A lively memoir in an authentic and engaging voice of growing up street savvy, the youngest of four boys, in the famous downtown working-class slums of Everton, Liverpool in the '50s and '60s before they were demolished. Our young hero is talented but his valiant attempts to “be good” sometimes fail because of violence, poverty, bullying teachers and other disasters. He loves music and fishing; accidently meets Beatles George and John; wins big on the Grand National; apprentices as a butcher boy; becomes a Mod; digs the Mersey Beat, the Cavern Club and tailored suits. Before Liverpool’s economic decline deepens, at 16, resilient raconteur and Scouser Peter and his family find a “way out” and emigrate to Australia.
Peter Haase is an electrician/builder, singer/musician, artist, gardener, letterpress printer, former preacher and scriptural teacher and political activist. Born in Everton, Liverpool, he immigrated to Australia in Dec. 1966, then Canada in 1971, living in Toronto, the Yukon and Vancouver, before settling on Salt Spring Island in 1990. He married Canadian writer Mona Fertig and has a son and daughter. This is his first book.
By Kerry Gilbert
86 pgs $18.95
“Darling girl, when all else fails…join the circus.”–unknown
“Delivered in crisp, edgy prose verse reminiscent of Ondaatje in The Collected Works of Billy The Kid or Coming Through Slaughter, and envisioning a grotesqueness like Su Croll’s in Worlda Mirth, Kerry Gilbert’s Tight Wire unravels a circus-bestiary of “women on display,” of women struggling with “amateur heart” and “new skin.” Gilbert envisions a new kind of ‘June Cleaver’ here, a woman, a mother, a lover just as restricted as her famous, mid-50s North American prototype, but also strangely new and appalling in a different way, too, and strong and frightening as well. A visceral, wonderful read.”–John Lent
"The "tight wire" is where the feminine is performed within the callousness of the culture's expectations. Gilbert provokes the reader to imagine the violence, vulnerability, and grief that can attend the female experience of marriage, birth, and motherhood.”–Sharon Thesen
In this brilliant and powerful collection, images of the circus are central. One of the first lines reads: “funambulism. barefoot—no leather soled slippers. her big and second toe cut deep in between by braided tight wire. no props–just freehand.” The definition of funambulism is “tight rope walking.” The theme of these poems are balance: both literal, with ten antique carnival prose poems becoming the spine of the collection, as well as symbolic, with prose poems about women’s stories/voices—balancing their growing/shrinking bodies and their ordinary/extraordinary lives. This book is about the distorted expectations of domesticity and of the female heart.

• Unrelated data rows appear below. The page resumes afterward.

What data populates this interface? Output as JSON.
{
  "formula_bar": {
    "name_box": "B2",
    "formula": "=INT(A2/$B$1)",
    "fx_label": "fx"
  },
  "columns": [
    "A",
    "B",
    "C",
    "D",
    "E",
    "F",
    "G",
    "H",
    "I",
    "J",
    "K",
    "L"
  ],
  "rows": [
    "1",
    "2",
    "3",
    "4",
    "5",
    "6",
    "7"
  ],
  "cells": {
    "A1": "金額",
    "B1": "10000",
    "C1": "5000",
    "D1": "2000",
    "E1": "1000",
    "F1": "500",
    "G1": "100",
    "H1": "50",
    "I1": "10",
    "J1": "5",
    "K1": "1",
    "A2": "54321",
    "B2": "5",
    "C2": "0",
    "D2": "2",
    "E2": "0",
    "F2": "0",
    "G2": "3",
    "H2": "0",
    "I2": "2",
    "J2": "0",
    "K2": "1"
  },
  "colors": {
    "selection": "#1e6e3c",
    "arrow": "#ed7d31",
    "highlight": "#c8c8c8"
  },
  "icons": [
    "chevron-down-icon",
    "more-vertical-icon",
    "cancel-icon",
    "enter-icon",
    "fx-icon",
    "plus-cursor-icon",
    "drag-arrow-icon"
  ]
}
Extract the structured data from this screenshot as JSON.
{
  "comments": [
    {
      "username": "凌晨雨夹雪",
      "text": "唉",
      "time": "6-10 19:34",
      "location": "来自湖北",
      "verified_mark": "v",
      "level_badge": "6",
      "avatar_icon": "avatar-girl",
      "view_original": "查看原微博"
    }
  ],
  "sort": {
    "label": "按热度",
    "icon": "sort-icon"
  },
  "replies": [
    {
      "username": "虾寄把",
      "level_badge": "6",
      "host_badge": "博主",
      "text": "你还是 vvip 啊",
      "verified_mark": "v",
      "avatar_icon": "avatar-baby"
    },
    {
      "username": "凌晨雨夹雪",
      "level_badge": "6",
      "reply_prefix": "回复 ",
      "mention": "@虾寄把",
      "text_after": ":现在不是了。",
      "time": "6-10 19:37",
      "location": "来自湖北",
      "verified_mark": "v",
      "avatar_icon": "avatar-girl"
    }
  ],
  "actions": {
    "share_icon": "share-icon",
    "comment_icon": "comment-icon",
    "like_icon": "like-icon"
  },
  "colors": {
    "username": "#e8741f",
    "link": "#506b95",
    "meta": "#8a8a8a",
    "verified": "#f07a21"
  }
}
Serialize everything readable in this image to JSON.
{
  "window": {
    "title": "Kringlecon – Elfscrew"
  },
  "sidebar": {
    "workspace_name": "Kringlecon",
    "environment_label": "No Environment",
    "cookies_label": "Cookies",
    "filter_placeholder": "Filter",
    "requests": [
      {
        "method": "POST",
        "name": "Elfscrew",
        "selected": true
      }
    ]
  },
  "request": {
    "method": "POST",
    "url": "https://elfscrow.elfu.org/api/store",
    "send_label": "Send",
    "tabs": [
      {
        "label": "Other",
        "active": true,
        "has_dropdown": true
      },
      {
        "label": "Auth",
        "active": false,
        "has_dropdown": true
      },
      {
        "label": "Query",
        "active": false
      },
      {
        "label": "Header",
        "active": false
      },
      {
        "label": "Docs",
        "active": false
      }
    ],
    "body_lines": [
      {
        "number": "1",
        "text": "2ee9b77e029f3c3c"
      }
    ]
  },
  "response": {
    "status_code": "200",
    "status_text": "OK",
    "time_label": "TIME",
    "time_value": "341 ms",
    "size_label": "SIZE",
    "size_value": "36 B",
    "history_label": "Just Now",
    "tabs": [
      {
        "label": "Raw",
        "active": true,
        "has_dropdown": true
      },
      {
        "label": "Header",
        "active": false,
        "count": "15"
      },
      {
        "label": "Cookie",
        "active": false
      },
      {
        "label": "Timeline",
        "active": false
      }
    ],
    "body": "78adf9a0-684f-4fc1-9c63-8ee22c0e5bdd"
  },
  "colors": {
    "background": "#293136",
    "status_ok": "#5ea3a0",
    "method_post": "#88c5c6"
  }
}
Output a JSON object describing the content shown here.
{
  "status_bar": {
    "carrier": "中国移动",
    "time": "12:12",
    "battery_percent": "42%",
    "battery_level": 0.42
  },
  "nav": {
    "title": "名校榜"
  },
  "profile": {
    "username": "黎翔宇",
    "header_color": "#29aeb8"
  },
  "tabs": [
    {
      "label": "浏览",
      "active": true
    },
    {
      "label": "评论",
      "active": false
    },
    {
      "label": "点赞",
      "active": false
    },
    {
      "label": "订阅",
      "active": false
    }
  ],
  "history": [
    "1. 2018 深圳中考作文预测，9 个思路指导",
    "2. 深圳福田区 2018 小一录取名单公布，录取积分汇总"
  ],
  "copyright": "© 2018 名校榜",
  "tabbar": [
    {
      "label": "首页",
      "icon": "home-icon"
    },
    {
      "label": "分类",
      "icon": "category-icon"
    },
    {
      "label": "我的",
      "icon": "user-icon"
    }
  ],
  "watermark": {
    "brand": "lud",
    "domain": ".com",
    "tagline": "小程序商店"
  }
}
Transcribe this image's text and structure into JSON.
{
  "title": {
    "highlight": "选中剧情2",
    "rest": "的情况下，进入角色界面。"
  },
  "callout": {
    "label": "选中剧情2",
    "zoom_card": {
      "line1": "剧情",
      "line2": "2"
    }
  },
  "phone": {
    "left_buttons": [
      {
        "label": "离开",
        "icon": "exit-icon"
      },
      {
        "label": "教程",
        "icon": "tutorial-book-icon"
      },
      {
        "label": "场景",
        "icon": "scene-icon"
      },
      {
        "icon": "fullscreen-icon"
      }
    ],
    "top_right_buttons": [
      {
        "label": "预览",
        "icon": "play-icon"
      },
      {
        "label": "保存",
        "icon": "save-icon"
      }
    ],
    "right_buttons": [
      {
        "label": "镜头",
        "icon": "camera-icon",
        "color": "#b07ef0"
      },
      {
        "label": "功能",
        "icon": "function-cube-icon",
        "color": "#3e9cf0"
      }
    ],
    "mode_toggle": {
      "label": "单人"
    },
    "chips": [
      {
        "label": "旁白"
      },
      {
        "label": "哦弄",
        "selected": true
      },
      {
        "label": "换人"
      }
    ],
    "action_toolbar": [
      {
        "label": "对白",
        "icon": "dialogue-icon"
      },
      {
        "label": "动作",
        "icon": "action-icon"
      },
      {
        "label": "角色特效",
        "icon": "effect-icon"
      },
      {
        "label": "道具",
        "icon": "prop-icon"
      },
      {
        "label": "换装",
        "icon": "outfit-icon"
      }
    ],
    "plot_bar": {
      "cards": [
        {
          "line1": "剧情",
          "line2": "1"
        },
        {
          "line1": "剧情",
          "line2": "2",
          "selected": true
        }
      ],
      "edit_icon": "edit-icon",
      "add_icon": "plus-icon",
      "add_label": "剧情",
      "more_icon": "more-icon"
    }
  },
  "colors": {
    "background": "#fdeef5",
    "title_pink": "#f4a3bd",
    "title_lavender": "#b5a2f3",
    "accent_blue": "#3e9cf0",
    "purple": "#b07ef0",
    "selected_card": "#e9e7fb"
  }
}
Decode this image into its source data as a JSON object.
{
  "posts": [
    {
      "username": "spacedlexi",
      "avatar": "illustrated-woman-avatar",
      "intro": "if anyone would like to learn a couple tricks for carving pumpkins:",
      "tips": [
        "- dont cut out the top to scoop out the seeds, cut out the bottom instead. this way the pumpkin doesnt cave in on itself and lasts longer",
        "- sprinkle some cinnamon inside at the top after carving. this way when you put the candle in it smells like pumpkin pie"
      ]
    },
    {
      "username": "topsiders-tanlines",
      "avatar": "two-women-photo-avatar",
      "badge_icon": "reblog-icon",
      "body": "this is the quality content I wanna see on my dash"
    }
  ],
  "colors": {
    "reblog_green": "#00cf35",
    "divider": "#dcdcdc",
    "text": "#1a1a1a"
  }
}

Kerry Gilbert grew up in the Okanagan. She has lived on Vancouver Island, in South Korea, and in Australia. She now lives back in the valley, where she teaches at Okanagan College and raises her three children. Her first book, (kerplnk): a verse novel of development, was published in 2005.